But it has also made me better at my job. I now have a level of empathy that’s difficult to recreate, having not walked a mile in a client’s shoes. I’ve never been a hard-sell search guy – not with candidates and not with clients. I try my best to shepherd both parties through the process, adding insight when I can, and pushing back when it’s required. I try to do all of this while not losing sight of the significance of the decisions that both parties are making. Our clients are investing a significant amount of money in this process, both in us, and the executives they hire. Mistakes are costly, potentially meaning lost clients, lost revenue, and unhappy investors. Add to that, that this is just one of their priorities on a list that never ends, and you gain some perspective. Similarly, the executives we recruit are making what most would consider life-altering decisions. Leave a good job for what might be a better one? Relocate their whole family for what might be a career-defining opportunity? Take a cut in their cash compensation in favor of a bigger equity stake in something that could create generational wealth? Living here in the middle, it’s easy to lose sight of the gravity of these decisions.
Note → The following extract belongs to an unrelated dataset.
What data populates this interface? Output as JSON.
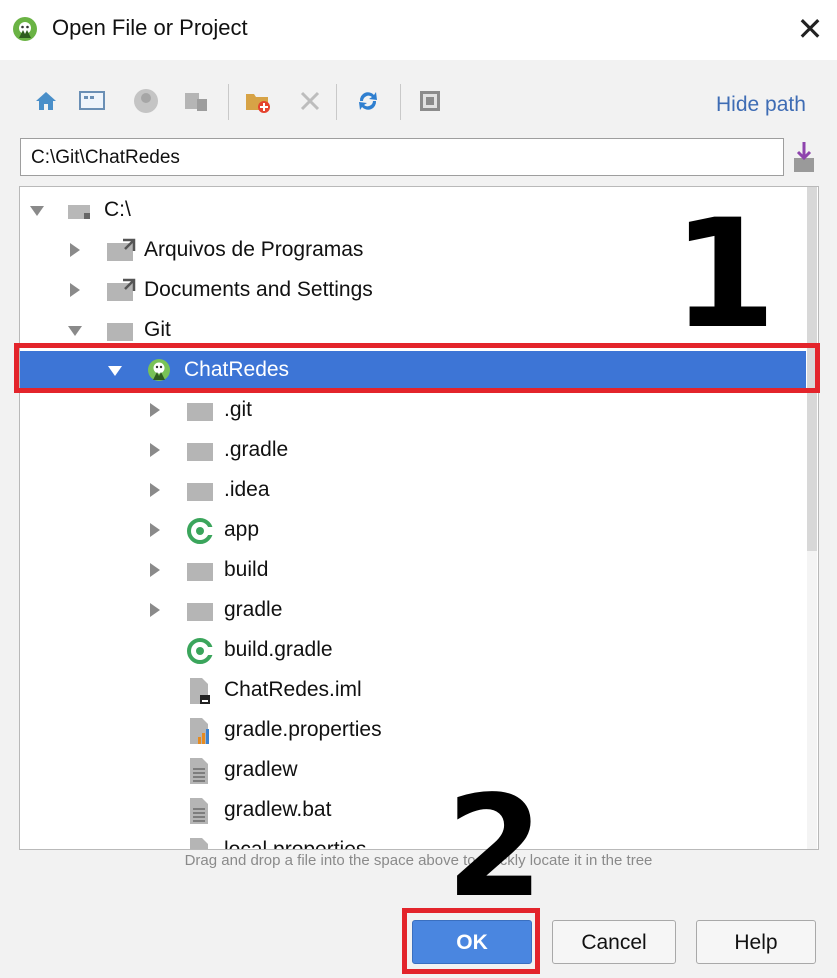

Hiring our first few folks was a crash course in how much time and energy needs to go into making someone successful at what we do. My perspective shifted dramatically from being a one-man shop and worried about providing for myself (and subsequently my wife), to include these other incredible humans who were willing to get in the boat with me. The loyalty I feel to them for taking that leap, and the tremendous effort they’ve put in to building this company with me is something I’m not sure I’ll ever be able to articulate. It also raises the stakes. Payroll gets bigger, offices get bigger, infrastructure costs grow, and the investment of time back into our team grows. To say it never keeps me up at night would be a lie. The gift it gives me though, is the good fortune to currently be working with the best people I ever have. The pressure to deliver for them, in that light, feels appropriate.
Spending time thinking about building my team has given me an immense respect for my clients that do it every day, and arguably with more at stake. It’s helped me be more patient as clients reach their own conclusions. It’s made me acutely aware of all the things that are probably going through their minds, even though they might not say them out loud. It’s made it more personal. I now know where they’re coming from, not just in theory, but in practice. In a business that is so intensely driven by relationships, I’ve come to appreciate that my internal challenges have given me a window into the minds of those who we aim to help. As I reflect on the last 5 years, this perspective and empathy has to be one of the most important things I’ve gained, and has unquestionably made me better at what I do.